§ **What you are asked to do**
Look through the entries. Copy each line that has the word "para".

Entries from a dataset of interfaces:
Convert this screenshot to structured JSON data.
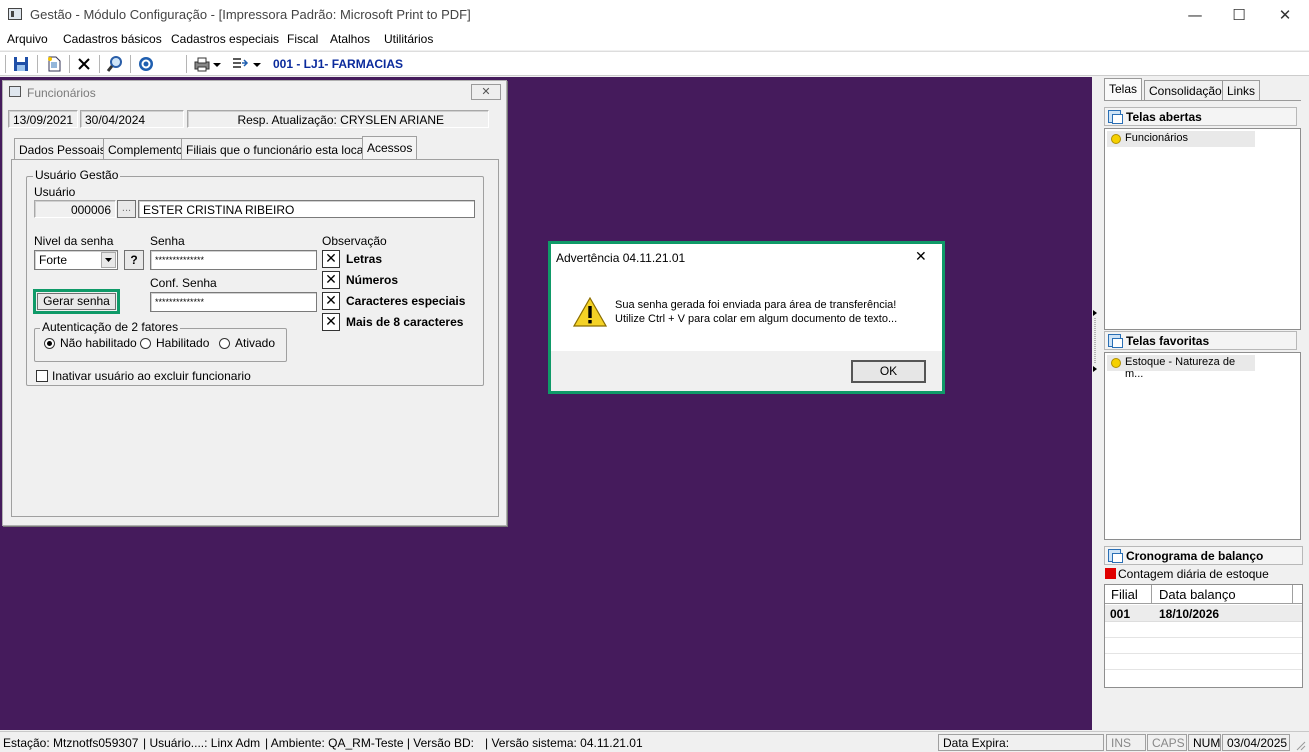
{
  "window": {
    "title": "Gestão - Módulo Configuração - [Impressora Padrão: Microsoft Print to PDF]",
    "minimize": "—",
    "maximize": "☐",
    "close": "✕"
  },
  "menu": [
    "Arquivo",
    "Cadastros básicos",
    "Cadastros especiais",
    "Fiscal",
    "Atalhos",
    "Utilitários"
  ],
  "toolbar": {
    "store": "001 - LJ1- FARMACIAS",
    "icons": [
      "save-icon",
      "new-document-icon",
      "delete-icon",
      "search-icon",
      "help-icon",
      "print-icon",
      "export-icon"
    ]
  },
  "funcionarios": {
    "title": "Funcionários",
    "close": "✕",
    "date_created": "13/09/2021",
    "date_updated": "30/04/2024",
    "resp": "Resp. Atualização: CRYSLEN ARIANE",
    "tabs": [
      "Dados Pessoais",
      "Complemento",
      "Filiais que o funcionário esta locado",
      "Acessos"
    ],
    "group_usuario": "Usuário Gestão",
    "usuario_label": "Usuário",
    "usuario_code": "000006",
    "usuario_ellipsis": "...",
    "usuario_name": "ESTER CRISTINA RIBEIRO",
    "nivel_label": "Nivel da senha",
    "nivel_value": "Forte",
    "help_button": "?",
    "senha_label": "Senha",
    "senha_value": "**************",
    "conf_senha_label": "Conf. Senha",
    "conf_senha_value": "**************",
    "gerar_senha": "Gerar senha",
    "observacao_label": "Observação",
    "observacoes": [
      "Letras",
      "Números",
      "Caracteres especiais",
      "Mais de 8 caracteres"
    ],
    "check_mark": "✕",
    "auth_label": "Autenticação de 2 fatores",
    "auth_options": [
      "Não habilitado",
      "Habilitado",
      "Ativado"
    ],
    "inativar_label": "Inativar usuário ao excluir funcionario"
  },
  "dialog": {
    "title": "Advertência 04.11.21.01",
    "close": "✕",
    "line1": "Sua senha gerada foi enviada para área de transferência!",
    "line2": "Utilize Ctrl + V para colar em algum documento de texto...",
    "ok": "OK"
  },
  "rightpanel": {
    "tabs": [
      "Telas",
      "Consolidação",
      "Links"
    ],
    "telas_abertas": "Telas abertas",
    "abertas_items": [
      "Funcionários"
    ],
    "telas_favoritas": "Telas favoritas",
    "favoritas_items": [
      "Estoque - Natureza de m..."
    ],
    "cronograma": "Cronograma de balanço",
    "legend": "Contagem diária de estoque",
    "legend_color": "#e00000",
    "table_headers": [
      "Filial",
      "Data balanço"
    ],
    "table_rows": [
      [
        "001",
        "18/10/2026"
      ]
    ]
  },
  "statusbar": {
    "estacao": "Estação: Mtznotfs059307",
    "usuario": "| Usuário....: Linx Adm",
    "ambiente": "| Ambiente: QA_RM-Teste | Versão BD:",
    "versao": "| Versão sistema: 04.11.21.01",
    "data_expira": "Data Expira:",
    "ins": "INS",
    "caps": "CAPS",
    "num": "NUM",
    "date": "03/04/2025"
  }
}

§ **Response to the exercise**
    "line1": "Sua senha gerada foi enviada para área de transferência!",
    "line2": "Utilize Ctrl + V para colar em algum documento de texto...",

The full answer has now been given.